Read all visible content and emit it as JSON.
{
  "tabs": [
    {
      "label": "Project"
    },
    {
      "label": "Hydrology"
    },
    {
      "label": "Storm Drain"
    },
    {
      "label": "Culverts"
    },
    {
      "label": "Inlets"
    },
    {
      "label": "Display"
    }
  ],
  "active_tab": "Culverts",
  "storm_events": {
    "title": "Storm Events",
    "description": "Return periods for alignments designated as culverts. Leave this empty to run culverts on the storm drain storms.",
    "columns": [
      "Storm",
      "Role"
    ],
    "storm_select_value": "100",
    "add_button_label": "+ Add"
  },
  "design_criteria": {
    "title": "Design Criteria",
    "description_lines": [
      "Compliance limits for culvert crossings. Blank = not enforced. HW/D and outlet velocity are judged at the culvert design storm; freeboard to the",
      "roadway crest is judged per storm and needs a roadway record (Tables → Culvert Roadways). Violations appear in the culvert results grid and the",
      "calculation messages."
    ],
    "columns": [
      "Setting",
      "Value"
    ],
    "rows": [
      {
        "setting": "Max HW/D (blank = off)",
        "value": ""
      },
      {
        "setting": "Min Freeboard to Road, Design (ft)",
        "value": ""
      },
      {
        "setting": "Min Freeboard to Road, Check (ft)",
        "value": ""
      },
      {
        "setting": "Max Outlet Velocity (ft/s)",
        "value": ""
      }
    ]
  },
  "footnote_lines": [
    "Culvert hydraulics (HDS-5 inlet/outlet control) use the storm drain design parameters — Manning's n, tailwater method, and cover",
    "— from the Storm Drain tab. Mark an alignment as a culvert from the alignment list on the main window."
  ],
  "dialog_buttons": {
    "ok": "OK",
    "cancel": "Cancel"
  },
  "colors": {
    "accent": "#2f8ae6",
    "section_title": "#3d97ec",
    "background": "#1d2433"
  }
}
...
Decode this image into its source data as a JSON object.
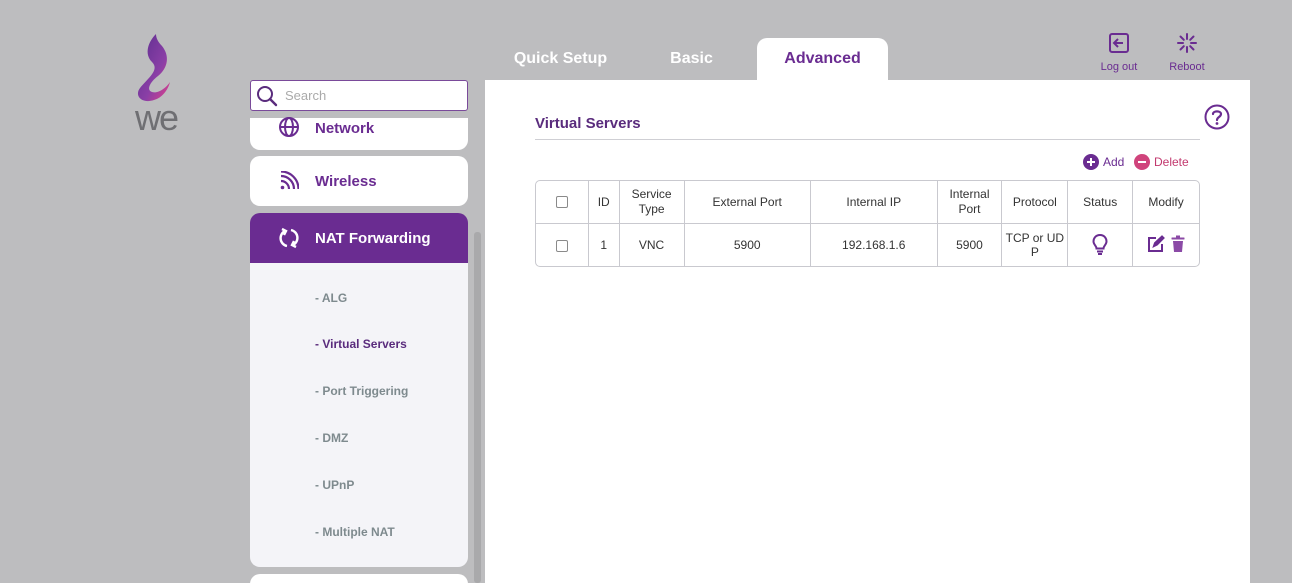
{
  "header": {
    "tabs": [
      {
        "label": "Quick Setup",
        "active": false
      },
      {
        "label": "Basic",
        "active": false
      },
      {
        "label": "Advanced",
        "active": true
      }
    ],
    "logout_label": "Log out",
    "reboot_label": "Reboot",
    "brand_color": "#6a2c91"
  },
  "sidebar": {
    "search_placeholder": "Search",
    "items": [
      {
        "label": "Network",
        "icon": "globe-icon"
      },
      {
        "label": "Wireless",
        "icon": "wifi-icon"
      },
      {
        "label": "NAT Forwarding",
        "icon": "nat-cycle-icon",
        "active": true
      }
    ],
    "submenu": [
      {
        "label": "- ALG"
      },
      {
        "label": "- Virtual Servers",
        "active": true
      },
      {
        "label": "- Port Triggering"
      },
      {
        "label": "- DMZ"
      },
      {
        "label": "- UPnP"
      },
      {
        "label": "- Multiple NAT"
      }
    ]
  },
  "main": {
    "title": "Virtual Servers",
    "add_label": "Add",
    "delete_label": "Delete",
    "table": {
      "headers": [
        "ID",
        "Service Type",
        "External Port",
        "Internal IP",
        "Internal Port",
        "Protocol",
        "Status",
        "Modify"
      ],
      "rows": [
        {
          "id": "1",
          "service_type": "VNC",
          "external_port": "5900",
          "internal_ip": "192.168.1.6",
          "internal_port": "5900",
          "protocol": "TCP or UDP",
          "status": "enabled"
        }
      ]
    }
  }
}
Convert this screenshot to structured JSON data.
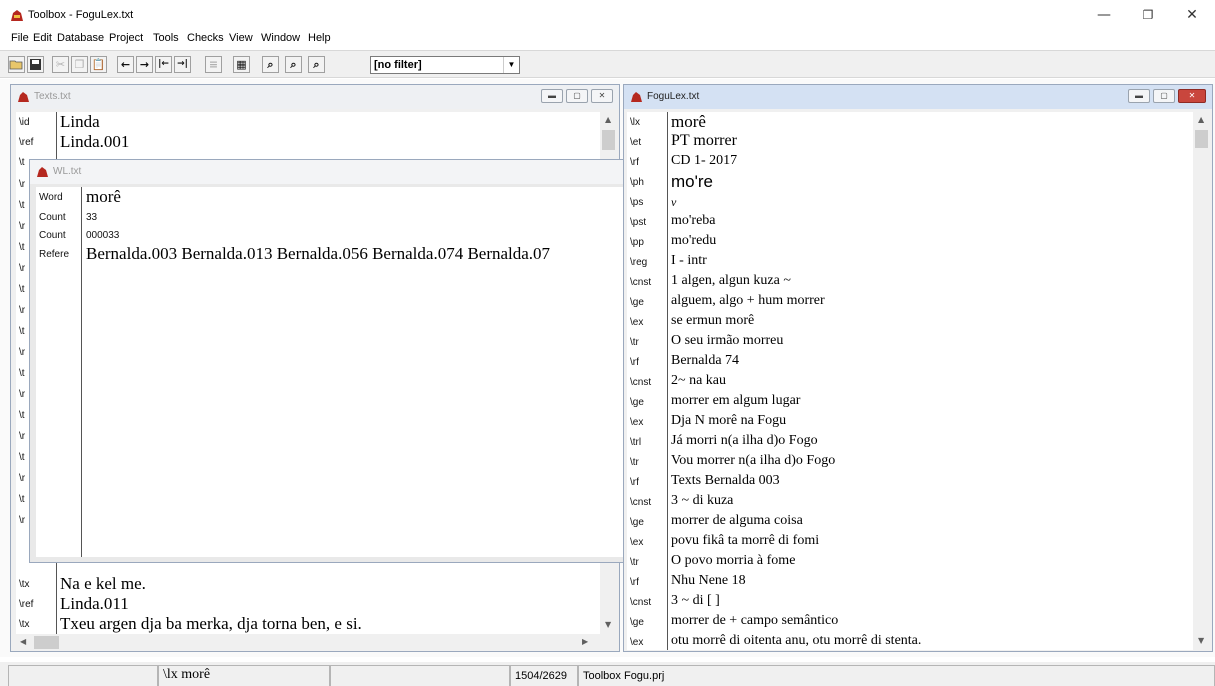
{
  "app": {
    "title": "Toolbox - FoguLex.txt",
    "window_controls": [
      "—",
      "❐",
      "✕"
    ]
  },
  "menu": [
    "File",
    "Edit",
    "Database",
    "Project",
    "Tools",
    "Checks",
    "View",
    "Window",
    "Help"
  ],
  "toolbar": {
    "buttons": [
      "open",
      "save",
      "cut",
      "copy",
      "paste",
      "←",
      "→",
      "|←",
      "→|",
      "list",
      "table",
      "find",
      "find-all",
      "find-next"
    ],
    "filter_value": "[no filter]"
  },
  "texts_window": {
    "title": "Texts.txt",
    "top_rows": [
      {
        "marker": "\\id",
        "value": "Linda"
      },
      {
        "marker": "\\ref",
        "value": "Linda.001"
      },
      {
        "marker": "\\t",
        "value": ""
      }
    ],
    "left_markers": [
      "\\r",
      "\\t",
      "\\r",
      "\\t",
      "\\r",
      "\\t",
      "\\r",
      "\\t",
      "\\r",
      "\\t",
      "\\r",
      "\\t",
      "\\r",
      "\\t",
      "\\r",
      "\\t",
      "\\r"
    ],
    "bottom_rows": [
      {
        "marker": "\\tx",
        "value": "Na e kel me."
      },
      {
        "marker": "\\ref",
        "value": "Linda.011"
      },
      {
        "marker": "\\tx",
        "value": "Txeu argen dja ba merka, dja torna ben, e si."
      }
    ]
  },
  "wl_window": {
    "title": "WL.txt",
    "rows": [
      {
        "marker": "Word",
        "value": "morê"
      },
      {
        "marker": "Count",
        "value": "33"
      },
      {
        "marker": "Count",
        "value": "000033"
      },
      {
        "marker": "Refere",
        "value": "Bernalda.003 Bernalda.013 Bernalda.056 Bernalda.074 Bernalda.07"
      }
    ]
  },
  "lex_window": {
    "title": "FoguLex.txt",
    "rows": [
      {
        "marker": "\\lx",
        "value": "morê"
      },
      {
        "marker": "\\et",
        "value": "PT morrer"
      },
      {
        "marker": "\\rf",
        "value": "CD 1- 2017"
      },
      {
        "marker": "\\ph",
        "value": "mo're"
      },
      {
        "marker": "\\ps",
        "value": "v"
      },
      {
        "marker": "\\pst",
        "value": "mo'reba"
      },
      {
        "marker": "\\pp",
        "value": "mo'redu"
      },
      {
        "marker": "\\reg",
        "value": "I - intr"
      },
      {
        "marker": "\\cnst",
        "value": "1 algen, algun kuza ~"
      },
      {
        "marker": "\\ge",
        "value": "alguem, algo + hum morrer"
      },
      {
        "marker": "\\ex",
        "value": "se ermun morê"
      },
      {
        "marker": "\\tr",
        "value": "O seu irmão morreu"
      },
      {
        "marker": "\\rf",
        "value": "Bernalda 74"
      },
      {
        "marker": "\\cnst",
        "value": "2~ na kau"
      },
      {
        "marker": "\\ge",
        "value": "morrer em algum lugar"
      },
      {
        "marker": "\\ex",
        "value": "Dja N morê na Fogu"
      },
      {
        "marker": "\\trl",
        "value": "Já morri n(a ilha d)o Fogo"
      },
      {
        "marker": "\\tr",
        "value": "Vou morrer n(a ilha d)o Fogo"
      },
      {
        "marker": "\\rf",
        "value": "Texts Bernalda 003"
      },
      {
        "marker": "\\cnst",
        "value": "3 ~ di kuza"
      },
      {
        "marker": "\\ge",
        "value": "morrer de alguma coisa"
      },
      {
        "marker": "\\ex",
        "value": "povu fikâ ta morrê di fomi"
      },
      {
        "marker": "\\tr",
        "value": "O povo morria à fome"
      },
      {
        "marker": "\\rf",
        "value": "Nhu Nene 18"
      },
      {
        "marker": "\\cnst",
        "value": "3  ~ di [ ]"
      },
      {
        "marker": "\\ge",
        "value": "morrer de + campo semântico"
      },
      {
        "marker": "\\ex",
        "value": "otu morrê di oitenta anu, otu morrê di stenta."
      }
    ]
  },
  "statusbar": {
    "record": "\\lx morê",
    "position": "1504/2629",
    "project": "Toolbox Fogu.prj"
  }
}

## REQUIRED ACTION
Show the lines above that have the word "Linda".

## RESULT FOR THIS TASK
        "value": "Linda"
        "value": "Linda.001"
        "value": "Linda.011"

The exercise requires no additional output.